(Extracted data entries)
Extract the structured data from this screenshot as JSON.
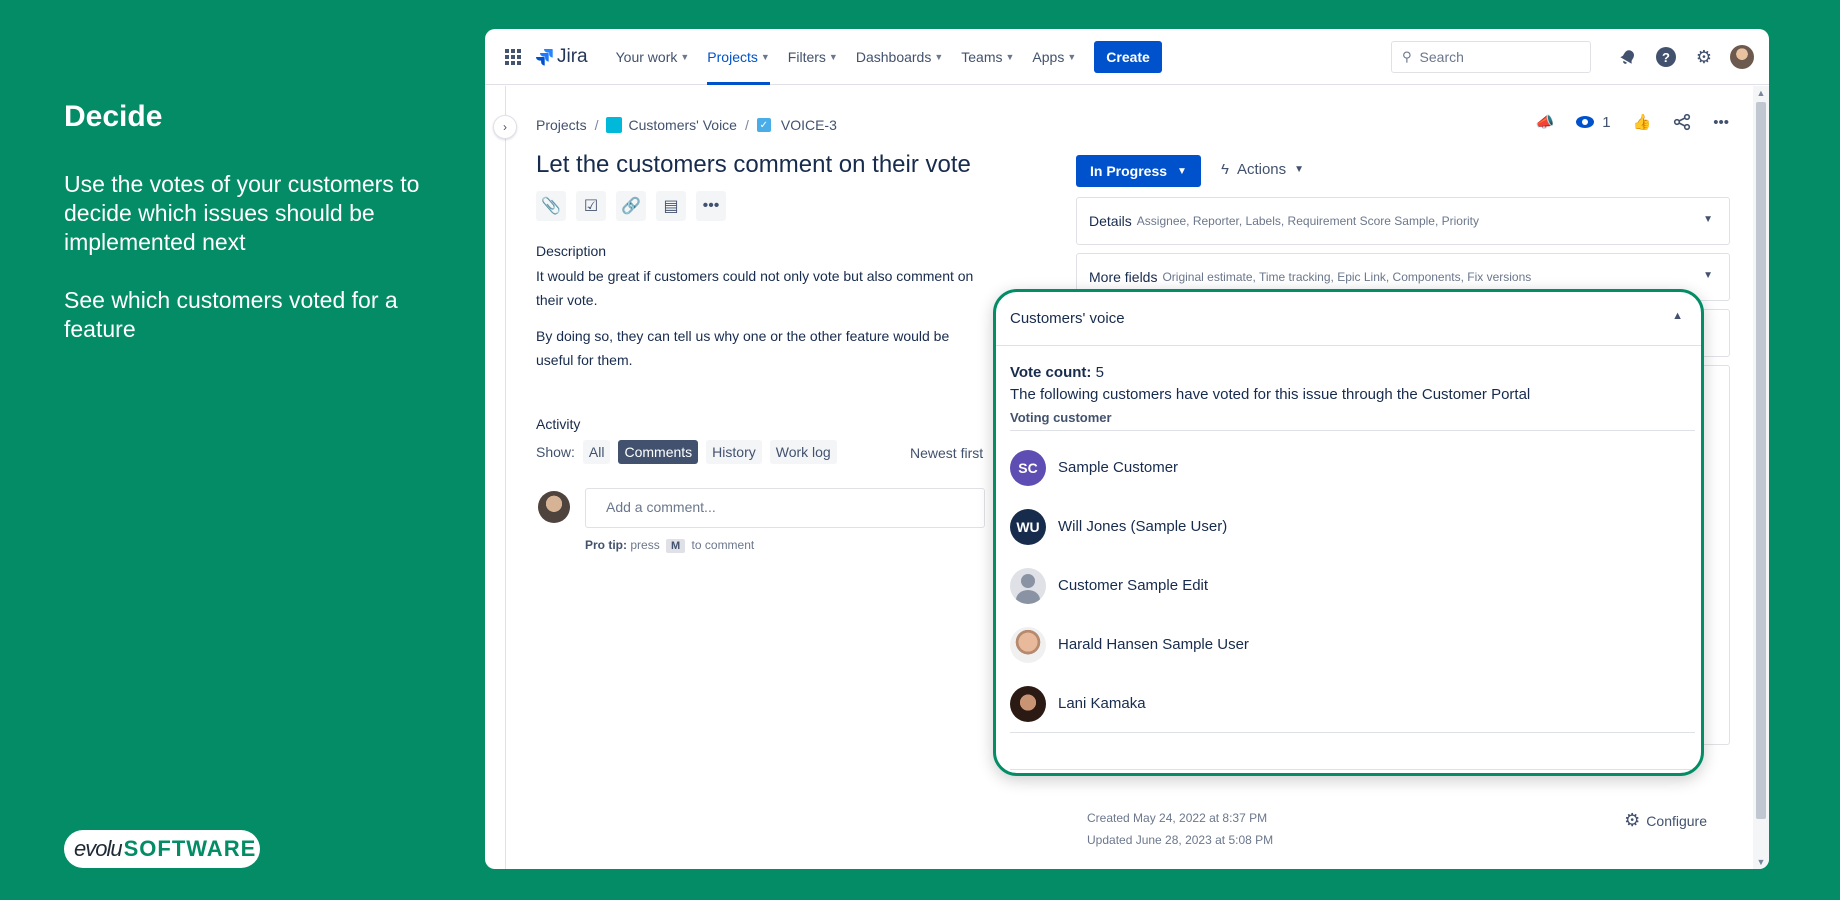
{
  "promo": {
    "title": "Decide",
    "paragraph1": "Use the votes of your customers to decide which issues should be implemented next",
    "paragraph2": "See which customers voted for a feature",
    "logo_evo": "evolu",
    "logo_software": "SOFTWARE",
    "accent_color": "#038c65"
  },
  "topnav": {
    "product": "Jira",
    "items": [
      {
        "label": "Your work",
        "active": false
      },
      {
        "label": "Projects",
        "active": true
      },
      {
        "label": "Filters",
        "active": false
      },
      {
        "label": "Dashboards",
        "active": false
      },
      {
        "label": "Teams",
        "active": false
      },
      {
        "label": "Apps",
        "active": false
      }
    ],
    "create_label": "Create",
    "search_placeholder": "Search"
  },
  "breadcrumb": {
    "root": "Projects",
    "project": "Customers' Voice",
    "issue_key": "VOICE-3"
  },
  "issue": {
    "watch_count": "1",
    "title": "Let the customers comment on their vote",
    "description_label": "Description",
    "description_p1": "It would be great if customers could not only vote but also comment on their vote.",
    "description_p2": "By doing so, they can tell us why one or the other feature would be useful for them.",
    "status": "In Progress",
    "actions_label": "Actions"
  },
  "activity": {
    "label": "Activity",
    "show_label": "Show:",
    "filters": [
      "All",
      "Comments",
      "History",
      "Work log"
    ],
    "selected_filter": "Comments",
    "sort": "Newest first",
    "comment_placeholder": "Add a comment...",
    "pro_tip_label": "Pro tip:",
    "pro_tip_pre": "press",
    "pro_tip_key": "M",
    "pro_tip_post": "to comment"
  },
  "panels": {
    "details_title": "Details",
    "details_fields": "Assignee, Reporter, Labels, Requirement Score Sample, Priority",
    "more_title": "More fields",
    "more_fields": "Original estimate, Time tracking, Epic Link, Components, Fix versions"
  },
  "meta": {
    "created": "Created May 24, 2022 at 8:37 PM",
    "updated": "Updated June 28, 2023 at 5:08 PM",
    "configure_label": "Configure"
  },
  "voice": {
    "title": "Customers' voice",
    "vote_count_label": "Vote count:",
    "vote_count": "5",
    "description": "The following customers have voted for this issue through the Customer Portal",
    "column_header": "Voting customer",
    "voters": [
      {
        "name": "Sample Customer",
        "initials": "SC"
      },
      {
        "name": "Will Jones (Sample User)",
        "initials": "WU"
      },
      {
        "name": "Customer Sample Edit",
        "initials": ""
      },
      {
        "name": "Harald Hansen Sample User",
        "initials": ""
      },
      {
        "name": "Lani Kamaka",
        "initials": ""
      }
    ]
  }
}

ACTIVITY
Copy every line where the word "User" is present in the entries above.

RESPONSE TO THIS TASK
        "name": "Will Jones (Sample User)",
        "name": "Harald Hansen Sample User",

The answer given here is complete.